But she is feeling pressure. A Labour lawmaker, Stella Creasy, who called an emergency debate on the matter on Wednesday, wants to repeal parts of the 1861 Offenses Against the Person Act, which criminalized abortion in most cases but was lifted for women in England, Scotland and Wales in 1967. During the debate, the equalities minister, Penny Mordaunt, told Northern Ireland’s leaders to get moving on decriminalizing abortion, adding in a Twitter post, “if you don’t, we will.”
The Northern Ireland secretary, Karen Bradley, said she supported liberalization, though she argued that the matter “should be decided by the people of Northern Ireland.”
Eleanor Crossey Malone, an organizer of ROSA, an abortion rights group, said that she was disappointed that the British court had not “intervened” to improve women’s rights in Northern Ireland. “We’re going to have to build a movement,” she said.
“We’re going to have to fight regardless, and we can’t wait” for Northern Ireland’s executive assembly to restart, she said. “We believe that if the people of Northern Ireland were making the decision, we would not be in this situation right now.”
In research on attitudes toward abortion conducted last year by Ulster University in Northern Ireland, an overwhelming majority of respondents said they supported legalizing abortion in cases of rape, incest or if a baby would not survive in the womb or shortly after birth.
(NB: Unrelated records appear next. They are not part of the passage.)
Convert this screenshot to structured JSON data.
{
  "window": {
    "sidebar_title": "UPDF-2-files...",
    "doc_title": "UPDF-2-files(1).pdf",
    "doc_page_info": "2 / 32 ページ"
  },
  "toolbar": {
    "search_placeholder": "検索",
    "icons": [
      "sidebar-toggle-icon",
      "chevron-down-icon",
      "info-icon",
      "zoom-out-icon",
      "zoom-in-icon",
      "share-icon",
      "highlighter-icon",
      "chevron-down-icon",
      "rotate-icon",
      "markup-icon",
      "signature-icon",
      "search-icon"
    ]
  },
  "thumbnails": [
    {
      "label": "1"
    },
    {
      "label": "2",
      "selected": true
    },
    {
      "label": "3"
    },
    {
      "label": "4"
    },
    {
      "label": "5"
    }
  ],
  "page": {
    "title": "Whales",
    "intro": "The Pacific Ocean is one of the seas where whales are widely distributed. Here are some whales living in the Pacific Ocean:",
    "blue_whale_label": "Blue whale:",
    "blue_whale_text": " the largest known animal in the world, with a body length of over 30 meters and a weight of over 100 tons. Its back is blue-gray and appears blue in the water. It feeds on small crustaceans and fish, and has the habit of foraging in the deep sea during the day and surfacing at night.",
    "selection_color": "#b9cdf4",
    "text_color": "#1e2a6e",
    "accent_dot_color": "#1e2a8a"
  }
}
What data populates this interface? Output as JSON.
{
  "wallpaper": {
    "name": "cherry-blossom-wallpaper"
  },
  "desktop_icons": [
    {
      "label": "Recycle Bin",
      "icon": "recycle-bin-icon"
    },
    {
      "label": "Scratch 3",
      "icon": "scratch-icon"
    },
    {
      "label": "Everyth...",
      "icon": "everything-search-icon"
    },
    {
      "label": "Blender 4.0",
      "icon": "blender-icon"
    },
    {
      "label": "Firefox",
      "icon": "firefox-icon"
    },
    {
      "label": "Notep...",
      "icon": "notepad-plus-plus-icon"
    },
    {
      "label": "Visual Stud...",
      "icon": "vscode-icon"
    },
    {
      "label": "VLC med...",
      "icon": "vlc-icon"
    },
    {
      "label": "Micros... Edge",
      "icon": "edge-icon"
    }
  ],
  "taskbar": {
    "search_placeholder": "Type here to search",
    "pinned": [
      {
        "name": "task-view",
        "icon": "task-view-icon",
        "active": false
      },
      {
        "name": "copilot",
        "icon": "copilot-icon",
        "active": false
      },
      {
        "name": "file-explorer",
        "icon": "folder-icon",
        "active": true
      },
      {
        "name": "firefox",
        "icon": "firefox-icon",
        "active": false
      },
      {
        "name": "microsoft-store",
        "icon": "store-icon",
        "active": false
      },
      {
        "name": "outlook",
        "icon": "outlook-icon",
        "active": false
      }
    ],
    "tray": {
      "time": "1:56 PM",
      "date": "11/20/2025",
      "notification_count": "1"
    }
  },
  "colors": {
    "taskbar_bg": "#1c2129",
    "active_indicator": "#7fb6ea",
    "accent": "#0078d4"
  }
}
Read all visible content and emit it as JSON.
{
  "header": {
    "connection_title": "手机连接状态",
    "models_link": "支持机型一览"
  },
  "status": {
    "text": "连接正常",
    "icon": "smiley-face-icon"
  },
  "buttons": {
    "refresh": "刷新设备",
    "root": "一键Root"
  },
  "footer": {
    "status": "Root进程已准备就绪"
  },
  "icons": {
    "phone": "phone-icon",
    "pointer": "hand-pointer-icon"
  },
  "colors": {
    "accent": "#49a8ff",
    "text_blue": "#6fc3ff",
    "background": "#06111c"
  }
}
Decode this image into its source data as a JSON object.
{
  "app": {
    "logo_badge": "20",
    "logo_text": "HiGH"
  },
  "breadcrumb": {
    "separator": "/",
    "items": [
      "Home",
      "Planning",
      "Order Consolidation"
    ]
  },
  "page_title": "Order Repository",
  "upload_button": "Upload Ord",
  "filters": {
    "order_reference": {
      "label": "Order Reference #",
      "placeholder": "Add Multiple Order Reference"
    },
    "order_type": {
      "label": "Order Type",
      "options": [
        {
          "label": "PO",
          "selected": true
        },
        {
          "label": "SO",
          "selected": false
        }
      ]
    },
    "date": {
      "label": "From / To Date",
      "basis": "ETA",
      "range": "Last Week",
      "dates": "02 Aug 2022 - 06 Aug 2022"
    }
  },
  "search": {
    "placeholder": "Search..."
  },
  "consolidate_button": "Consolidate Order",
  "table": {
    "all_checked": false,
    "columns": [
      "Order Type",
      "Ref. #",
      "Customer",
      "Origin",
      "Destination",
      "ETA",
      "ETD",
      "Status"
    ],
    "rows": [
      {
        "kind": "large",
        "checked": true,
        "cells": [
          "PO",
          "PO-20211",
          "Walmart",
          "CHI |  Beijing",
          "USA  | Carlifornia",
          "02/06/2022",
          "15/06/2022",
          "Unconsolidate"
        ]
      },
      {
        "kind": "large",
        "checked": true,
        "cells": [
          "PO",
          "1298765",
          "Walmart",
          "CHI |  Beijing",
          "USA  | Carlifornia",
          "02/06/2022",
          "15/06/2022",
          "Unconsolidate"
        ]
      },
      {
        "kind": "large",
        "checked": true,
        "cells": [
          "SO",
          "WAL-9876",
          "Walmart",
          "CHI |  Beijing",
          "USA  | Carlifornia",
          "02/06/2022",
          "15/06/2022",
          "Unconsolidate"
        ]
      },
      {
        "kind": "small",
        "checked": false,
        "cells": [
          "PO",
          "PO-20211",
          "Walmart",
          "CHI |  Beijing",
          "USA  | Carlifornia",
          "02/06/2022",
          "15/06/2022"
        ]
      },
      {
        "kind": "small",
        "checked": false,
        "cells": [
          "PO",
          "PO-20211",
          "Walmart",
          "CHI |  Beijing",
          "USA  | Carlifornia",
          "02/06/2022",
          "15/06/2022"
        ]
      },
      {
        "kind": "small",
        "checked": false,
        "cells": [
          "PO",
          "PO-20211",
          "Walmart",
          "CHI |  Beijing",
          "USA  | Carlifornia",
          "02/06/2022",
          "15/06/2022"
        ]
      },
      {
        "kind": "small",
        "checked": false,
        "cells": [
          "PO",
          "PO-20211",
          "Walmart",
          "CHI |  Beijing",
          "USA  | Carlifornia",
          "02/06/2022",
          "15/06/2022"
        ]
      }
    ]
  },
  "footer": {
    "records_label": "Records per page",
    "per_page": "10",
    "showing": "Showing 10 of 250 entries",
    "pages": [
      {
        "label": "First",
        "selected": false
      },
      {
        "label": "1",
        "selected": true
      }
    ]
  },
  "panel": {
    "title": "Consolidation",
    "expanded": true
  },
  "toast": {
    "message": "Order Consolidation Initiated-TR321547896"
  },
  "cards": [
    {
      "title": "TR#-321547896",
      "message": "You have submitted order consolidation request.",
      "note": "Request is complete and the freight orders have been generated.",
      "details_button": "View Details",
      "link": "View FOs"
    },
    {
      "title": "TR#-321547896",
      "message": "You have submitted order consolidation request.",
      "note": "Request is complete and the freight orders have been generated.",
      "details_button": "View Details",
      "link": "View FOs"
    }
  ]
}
Still, 60 percent of those surveyed said that abortion should be illegal if a woman became pregnant but did not want to continue with the pregnancy.